[Exercise] Across the entries below, how many lines have the string "value" in them? Reply with only the number.

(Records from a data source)
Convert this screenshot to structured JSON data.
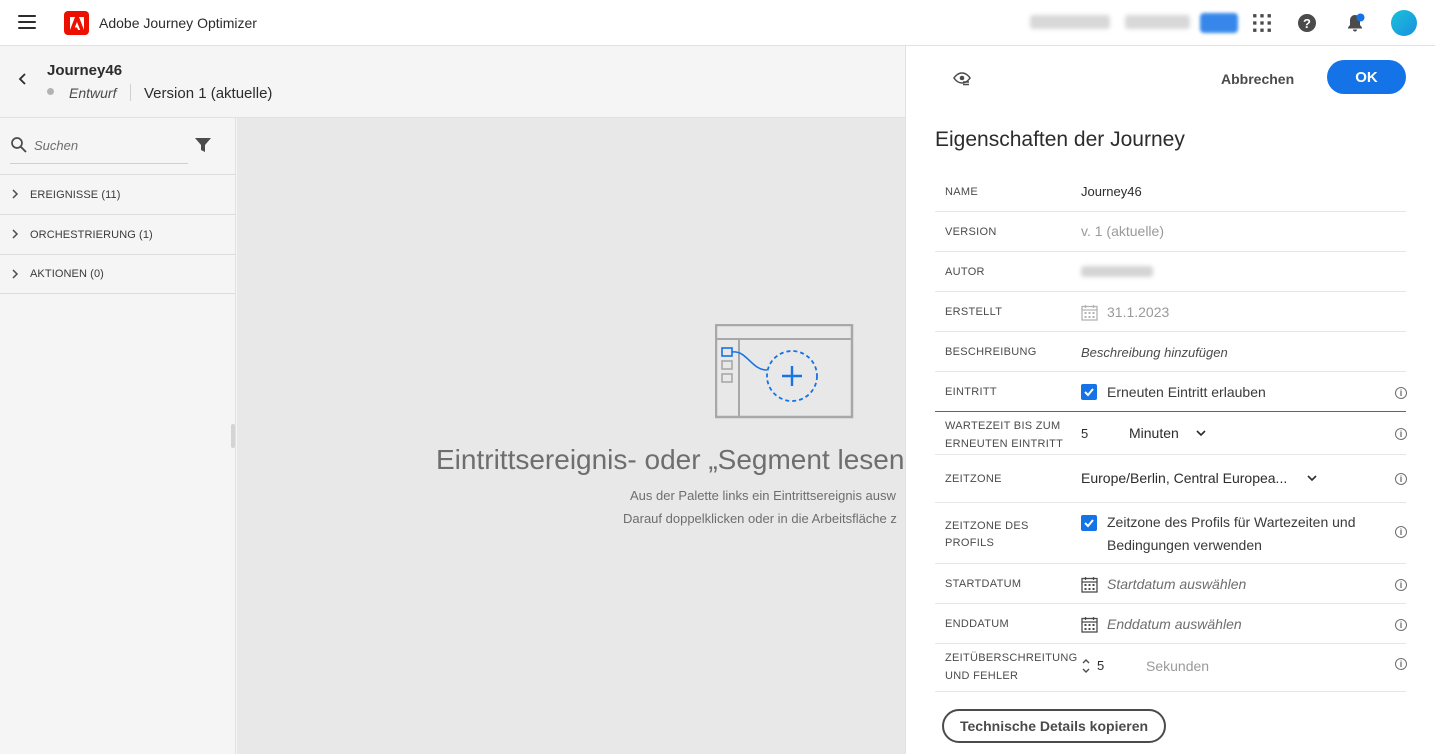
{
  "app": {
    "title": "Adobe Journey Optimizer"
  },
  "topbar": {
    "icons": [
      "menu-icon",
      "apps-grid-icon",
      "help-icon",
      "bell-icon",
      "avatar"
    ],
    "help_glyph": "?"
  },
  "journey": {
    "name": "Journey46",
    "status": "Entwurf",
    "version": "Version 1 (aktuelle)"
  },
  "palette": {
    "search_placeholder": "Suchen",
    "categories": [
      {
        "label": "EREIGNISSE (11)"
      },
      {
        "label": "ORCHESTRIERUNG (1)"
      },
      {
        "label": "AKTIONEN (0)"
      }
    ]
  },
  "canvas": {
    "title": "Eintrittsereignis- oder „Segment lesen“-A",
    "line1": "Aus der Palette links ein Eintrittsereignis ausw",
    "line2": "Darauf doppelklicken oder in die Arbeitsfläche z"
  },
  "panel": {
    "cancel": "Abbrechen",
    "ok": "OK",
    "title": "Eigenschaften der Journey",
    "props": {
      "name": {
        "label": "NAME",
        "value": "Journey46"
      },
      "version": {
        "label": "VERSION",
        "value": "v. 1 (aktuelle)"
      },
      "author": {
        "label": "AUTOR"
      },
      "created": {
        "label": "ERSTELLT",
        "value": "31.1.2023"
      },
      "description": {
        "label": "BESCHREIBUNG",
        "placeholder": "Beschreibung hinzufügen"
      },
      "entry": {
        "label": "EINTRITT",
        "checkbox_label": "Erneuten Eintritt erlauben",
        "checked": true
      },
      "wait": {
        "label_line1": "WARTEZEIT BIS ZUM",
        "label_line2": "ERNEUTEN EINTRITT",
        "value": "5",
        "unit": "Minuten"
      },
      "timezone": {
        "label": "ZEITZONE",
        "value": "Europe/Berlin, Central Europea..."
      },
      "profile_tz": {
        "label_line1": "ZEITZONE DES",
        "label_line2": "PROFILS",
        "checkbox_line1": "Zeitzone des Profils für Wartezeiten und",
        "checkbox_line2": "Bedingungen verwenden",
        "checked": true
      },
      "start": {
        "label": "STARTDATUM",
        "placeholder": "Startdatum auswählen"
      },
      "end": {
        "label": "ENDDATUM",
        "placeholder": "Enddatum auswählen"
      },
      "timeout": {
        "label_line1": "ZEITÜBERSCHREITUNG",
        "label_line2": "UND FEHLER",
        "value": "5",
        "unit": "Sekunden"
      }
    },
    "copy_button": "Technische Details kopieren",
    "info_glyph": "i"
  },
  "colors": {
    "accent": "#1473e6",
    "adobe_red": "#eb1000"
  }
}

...

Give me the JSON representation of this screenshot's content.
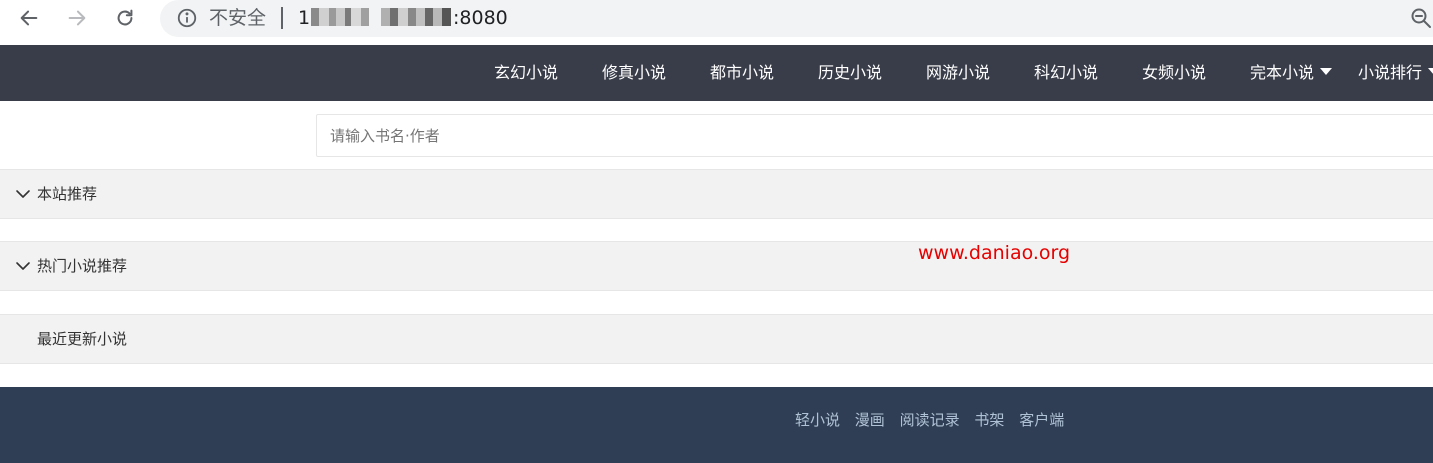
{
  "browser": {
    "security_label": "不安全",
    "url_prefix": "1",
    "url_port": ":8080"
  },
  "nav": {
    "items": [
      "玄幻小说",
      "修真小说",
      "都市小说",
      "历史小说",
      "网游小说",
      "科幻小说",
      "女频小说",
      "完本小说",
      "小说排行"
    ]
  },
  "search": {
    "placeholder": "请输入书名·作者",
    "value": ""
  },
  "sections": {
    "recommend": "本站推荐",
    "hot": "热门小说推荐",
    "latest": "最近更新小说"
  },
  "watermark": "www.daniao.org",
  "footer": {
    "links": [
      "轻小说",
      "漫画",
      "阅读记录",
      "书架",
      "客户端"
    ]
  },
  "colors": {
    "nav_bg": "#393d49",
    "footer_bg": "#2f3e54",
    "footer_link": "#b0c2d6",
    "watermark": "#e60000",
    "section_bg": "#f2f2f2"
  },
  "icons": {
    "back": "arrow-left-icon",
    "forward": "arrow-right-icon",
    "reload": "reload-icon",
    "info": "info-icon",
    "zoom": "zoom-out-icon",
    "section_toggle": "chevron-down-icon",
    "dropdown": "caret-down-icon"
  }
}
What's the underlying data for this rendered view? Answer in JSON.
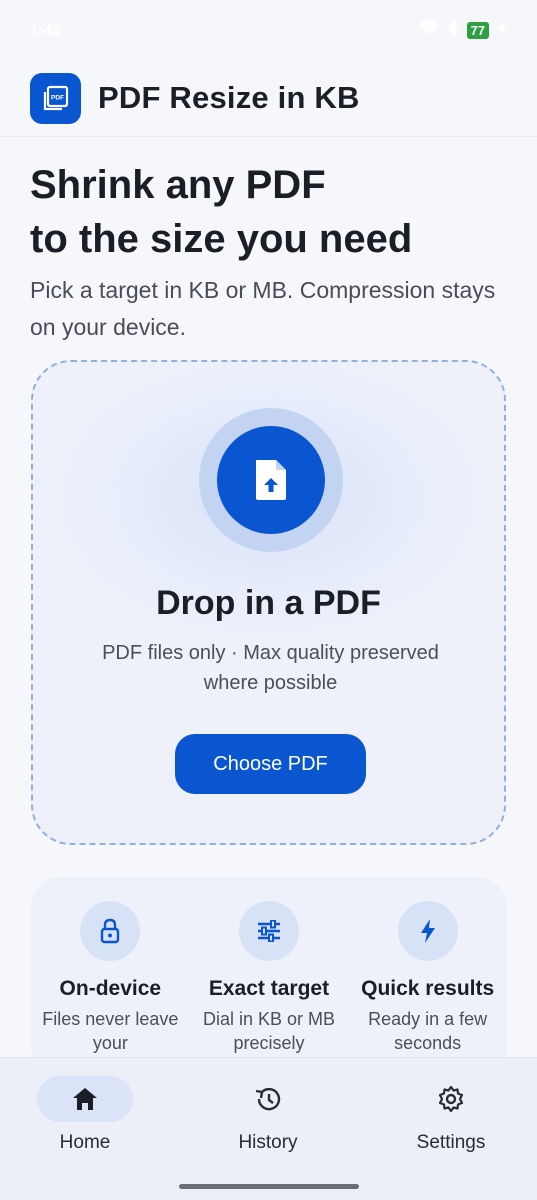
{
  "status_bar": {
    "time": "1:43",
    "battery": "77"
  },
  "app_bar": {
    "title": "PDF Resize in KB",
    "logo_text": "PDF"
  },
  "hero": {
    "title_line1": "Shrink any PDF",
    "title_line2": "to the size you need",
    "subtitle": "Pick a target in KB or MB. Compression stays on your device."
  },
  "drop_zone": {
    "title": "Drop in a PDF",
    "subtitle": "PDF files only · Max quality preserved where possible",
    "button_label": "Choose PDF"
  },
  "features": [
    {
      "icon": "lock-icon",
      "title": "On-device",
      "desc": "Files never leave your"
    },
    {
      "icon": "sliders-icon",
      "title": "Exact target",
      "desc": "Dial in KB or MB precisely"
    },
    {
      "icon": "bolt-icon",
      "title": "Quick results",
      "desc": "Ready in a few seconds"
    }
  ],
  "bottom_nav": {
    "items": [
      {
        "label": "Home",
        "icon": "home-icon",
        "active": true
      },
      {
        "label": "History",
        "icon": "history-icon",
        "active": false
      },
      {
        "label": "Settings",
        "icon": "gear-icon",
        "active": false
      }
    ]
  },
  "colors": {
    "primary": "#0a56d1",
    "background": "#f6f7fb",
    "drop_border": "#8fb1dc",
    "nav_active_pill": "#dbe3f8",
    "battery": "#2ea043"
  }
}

[Solution to this task] 7